Prompt =>
Each record is to be printed exactly as given, down to the last mark.

Provided data =>
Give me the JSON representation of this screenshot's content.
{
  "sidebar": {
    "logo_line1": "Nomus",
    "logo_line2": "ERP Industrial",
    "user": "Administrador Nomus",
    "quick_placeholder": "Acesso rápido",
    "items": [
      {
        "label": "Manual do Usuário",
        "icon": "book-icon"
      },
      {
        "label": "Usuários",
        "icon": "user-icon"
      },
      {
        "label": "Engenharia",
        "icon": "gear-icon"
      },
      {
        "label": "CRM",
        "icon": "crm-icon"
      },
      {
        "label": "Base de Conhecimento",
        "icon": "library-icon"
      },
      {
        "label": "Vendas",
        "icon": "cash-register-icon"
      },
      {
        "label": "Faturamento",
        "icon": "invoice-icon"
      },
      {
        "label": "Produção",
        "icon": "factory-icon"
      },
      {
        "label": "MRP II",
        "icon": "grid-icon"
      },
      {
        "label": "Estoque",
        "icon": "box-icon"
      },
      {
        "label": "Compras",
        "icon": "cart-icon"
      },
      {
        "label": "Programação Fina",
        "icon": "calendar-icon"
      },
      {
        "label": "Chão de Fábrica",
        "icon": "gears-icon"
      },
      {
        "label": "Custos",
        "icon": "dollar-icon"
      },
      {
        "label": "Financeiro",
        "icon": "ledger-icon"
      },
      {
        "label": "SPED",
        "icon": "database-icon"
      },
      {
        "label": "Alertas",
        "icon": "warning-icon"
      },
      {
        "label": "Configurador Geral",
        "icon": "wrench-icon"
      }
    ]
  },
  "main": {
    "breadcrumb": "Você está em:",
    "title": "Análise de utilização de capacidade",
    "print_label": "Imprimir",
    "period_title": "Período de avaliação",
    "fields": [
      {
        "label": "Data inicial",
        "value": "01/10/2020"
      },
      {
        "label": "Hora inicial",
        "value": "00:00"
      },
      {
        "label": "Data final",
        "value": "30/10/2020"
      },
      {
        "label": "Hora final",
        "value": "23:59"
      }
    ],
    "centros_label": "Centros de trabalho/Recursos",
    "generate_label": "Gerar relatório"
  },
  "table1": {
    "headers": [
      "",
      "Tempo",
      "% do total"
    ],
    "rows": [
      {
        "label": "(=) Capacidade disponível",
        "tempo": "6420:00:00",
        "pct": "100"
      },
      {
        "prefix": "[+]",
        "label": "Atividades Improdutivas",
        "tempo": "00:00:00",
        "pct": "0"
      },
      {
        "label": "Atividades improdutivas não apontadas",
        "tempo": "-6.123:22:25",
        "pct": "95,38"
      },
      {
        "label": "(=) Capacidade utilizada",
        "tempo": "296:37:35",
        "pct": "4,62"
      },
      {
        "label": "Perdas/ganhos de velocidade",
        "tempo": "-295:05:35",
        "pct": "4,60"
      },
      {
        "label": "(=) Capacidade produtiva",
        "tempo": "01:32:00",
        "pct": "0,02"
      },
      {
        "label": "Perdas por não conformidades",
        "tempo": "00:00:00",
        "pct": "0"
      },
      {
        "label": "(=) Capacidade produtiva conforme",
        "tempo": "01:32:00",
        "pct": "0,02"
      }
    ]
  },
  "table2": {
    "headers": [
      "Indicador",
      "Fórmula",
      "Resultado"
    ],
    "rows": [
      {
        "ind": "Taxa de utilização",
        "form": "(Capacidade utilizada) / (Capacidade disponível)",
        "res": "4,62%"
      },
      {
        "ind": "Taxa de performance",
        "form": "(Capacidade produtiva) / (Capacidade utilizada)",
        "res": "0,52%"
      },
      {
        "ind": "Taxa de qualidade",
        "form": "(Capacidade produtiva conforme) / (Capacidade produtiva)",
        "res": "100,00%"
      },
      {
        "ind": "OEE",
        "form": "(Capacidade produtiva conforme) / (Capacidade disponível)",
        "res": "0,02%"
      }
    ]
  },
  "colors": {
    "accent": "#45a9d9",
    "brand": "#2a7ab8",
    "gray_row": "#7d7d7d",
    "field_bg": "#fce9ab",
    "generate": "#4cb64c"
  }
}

Expected answer =>
Give me the JSON representation of this screenshot's content.
{
  "sidebar": {
    "logo_line1": "Nomus",
    "logo_line2": "ERP Industrial",
    "user": "Administrador Nomus",
    "quick_placeholder": "Acesso rápido",
    "items": [
      {
        "label": "Manual do Usuário",
        "icon": "book-icon"
      },
      {
        "label": "Usuários",
        "icon": "user-icon"
      },
      {
        "label": "Engenharia",
        "icon": "gear-icon"
      },
      {
        "label": "CRM",
        "icon": "crm-icon"
      },
      {
        "label": "Base de Conhecimento",
        "icon": "library-icon"
      },
      {
        "label": "Vendas",
        "icon": "cash-register-icon"
      },
      {
        "label": "Faturamento",
        "icon": "invoice-icon"
      },
      {
        "label": "Produção",
        "icon": "factory-icon"
      },
      {
        "label": "MRP II",
        "icon": "grid-icon"
      },
      {
        "label": "Estoque",
        "icon": "box-icon"
      },
      {
        "label": "Compras",
        "icon": "cart-icon"
      },
      {
        "label": "Programação Fina",
        "icon": "calendar-icon"
      },
      {
        "label": "Chão de Fábrica",
        "icon": "gears-icon"
      },
      {
        "label": "Custos",
        "icon": "dollar-icon"
      },
      {
        "label": "Financeiro",
        "icon": "ledger-icon"
      },
      {
        "label": "SPED",
        "icon": "database-icon"
      },
      {
        "label": "Alertas",
        "icon": "warning-icon"
      },
      {
        "label": "Configurador Geral",
        "icon": "wrench-icon"
      }
    ]
  },
  "main": {
    "breadcrumb": "Você está em:",
    "title": "Análise de utilização de capacidade",
    "print_label": "Imprimir",
    "period_title": "Período de avaliação",
    "fields": [
      {
        "label": "Data inicial",
        "value": "01/10/2020"
      },
      {
        "label": "Hora inicial",
        "value": "00:00"
      },
      {
        "label": "Data final",
        "value": "30/10/2020"
      },
      {
        "label": "Hora final",
        "value": "23:59"
      }
    ],
    "centros_label": "Centros de trabalho/Recursos",
    "generate_label": "Gerar relatório"
  },
  "table1": {
    "headers": [
      "",
      "Tempo",
      "% do total"
    ],
    "rows": [
      {
        "label": "(=) Capacidade disponível",
        "tempo": "6420:00:00",
        "pct": "100"
      },
      {
        "prefix": "[+]",
        "label": "Atividades Improdutivas",
        "tempo": "00:00:00",
        "pct": "0"
      },
      {
        "label": "Atividades improdutivas não apontadas",
        "tempo": "-6.123:22:25",
        "pct": "95,38"
      },
      {
        "label": "(=) Capacidade utilizada",
        "tempo": "296:37:35",
        "pct": "4,62"
      },
      {
        "label": "Perdas/ganhos de velocidade",
        "tempo": "-295:05:35",
        "pct": "4,60"
      },
      {
        "label": "(=) Capacidade produtiva",
        "tempo": "01:32:00",
        "pct": "0,02"
      },
      {
        "label": "Perdas por não conformidades",
        "tempo": "00:00:00",
        "pct": "0"
      },
      {
        "label": "(=) Capacidade produtiva conforme",
        "tempo": "01:32:00",
        "pct": "0,02"
      }
    ]
  },
  "table2": {
    "headers": [
      "Indicador",
      "Fórmula",
      "Resultado"
    ],
    "rows": [
      {
        "ind": "Taxa de utilização",
        "form": "(Capacidade utilizada) / (Capacidade disponível)",
        "res": "4,62%"
      },
      {
        "ind": "Taxa de performance",
        "form": "(Capacidade produtiva) / (Capacidade utilizada)",
        "res": "0,52%"
      },
      {
        "ind": "Taxa de qualidade",
        "form": "(Capacidade produtiva conforme) / (Capacidade produtiva)",
        "res": "100,00%"
      },
      {
        "ind": "OEE",
        "form": "(Capacidade produtiva conforme) / (Capacidade disponível)",
        "res": "0,02%"
      }
    ]
  },
  "colors": {
    "accent": "#45a9d9",
    "brand": "#2a7ab8",
    "gray_row": "#7d7d7d",
    "field_bg": "#fce9ab",
    "generate": "#4cb64c"
  }
}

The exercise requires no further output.